Even before I watched this recent documentary, aired on CBC Newsworld’s The Passionate Eye on March 30th, by Pakistani filmmaker Sharmeen Obaid-Chinoy I knew it was going to be hard to watch. And I was right.
The film, entitled Pakistan’s Taliban Generation, follows Obaid-Chinoy as she tries to find how strong and influential the Taliban really are in Pakistan. In recent days Pakistan has experienced a great deal of terrorist violence, including in the relatively peaceful and safe city of Lahore. In her quest Obaid-Chinoy spends most of the time in the North West Frontier Province (NWFP) where Pakistan’s Taliban are located. She talks to Pashtun teenage boys and young girls, as well as Pashtun families to find out how they are dealing with the increasing power of the Taliban in their region.
Before watching the film I did not know what to expect except that I knew it would renew my own worries about the country which gives me a part of my own identity.

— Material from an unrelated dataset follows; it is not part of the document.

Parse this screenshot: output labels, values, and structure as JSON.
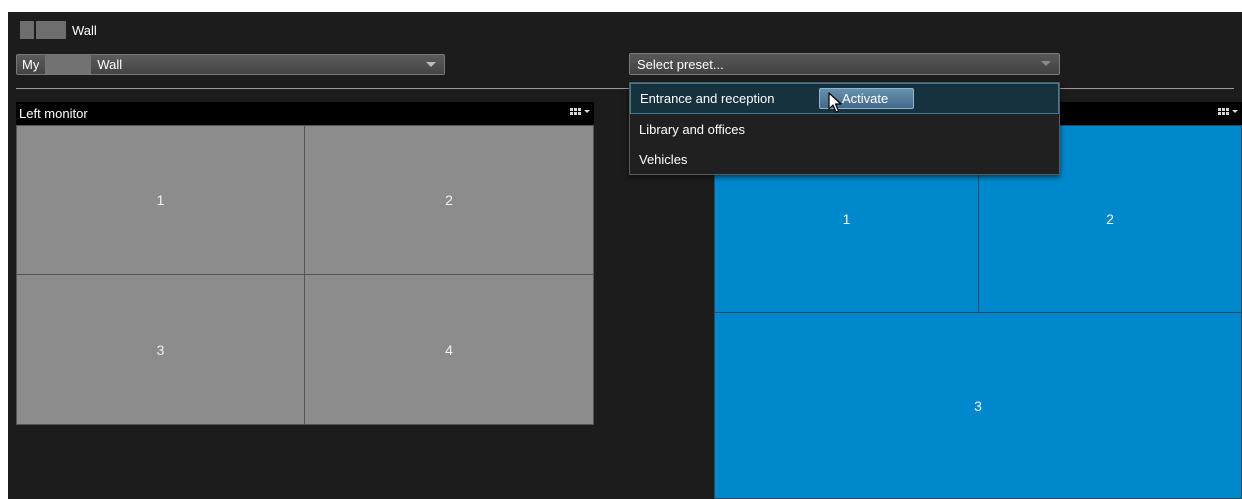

I am of Pakistani origin and, although I identify as Punjabi, I also have some roots in the NWFP. It is a culture with which I am familiar, for better or for worse. And perhaps it is this familiarity with not only the culture of the NWFP, but also with the relatively progressive one of Punjab, the heart of South Asian Sufism, that makes me so furious at the Taliban. And the film did indeed increase that fury.
Let me make this clear. I despise the Taliban. Their interpretation of Islam offends me, their violent intimidation of other Muslims disgusts me, and their oppression of women horrifies me. However, I am also not naive enough to assume that the Taliban, as they are, occurred in a vacuum. I know they did not come about on their own, but rather had help from many outside forces, including Western ones. Obaid-Chinoy did not address this in her film. I realize that time is limited in a documentary, however I feel that it is time now to move beyond the simple vilification of the Taliban. They’re bad, we get it. But why are they so bad? It is time now that we discuss the causes and motivations of the Taliban along with their current actions. If we are truly wanting to curb their power and authority then we need to know why they are the way they are and take away their reason for being this way.
A few of these reasons, however, were highlighted in the documentary, though not explored in any detail. When speaking with some young Pashtun men Obaid-Chinoy discovered a level of resentment among many. Most were resentful of the US and NATO’s “war on terror” tactics in Afghanistan and Pakistan. In recent months American military action has entered onto Pakistani soil, resulting in the deaths of Pakistani nationals. This increasing American military presence in Pakistan which is resulting in the deaths of Pakistani people, many of them innocent, is increasing resentment and anger toward the US and other complicit Western nations. One way in which these young men have found to deal with their anger is to join the Taliban and fight the foreign invaders, as they seem them. Additionally, the Pakistani government’s own actions in the region have led to the displacement of many from places like Bajaur in the NWFP and this has added fuel to the fire of resentment. I’d be resentful too if I was forced to leave my home by my own government and then live in a refugee camp.The consequence of all this is an increase in Taliban recruits and thus in their power and influence. Hence, Pakistan’s Taliban generation.
Obaid-Chinoy does reveal the religious angle of the Taliban as well. She speaks with a young man whose views on women in Islam are conservative to say the least. The Taliban are infamous for their mistreatment of women. This is no secret. However, where have they learned this interpretation of Islam? Why do they believe the things they do when so many Muslims all around the world do not? What is it about the Taliban that makes them treat women the way they do? Why is it that, in one country, one can see the Taliban oppress women the way they do, and at the same time, see women in positions of power in government, medicine, law, and such? I wish the documentary had delved into this issue further.
Obaid-Chinoy’s documentary did not further investigate these causes. The focus appeared to be on the detrimental and devastating consequences of Taliban rule and power in the region. Instead of focusing on what has caused the Taliban to grow and why they exist, there was more of a focus on what this growth has meant for innocent Pakistanis caught in this political turmoil. Although, I do feel that the actions of the Taliban need to be challenged and the Taliban’s criminal actions do need to be exposed, again, if the focus in this documentary was to examine the rise of the Taliban, I felt this documentary just missed the mark. It left me wanting more information. We already know the Taliban are bad. We know they mistreat women. However, too many are unaware of their creation story and the origins of their ideology. Such information would have brought something new to the table in this documentary. Along with highlighting the Taliban’s actions in Pakistan (which are important as well), an in-depth look into the roots of the issue would have given the documentary an insightful edge.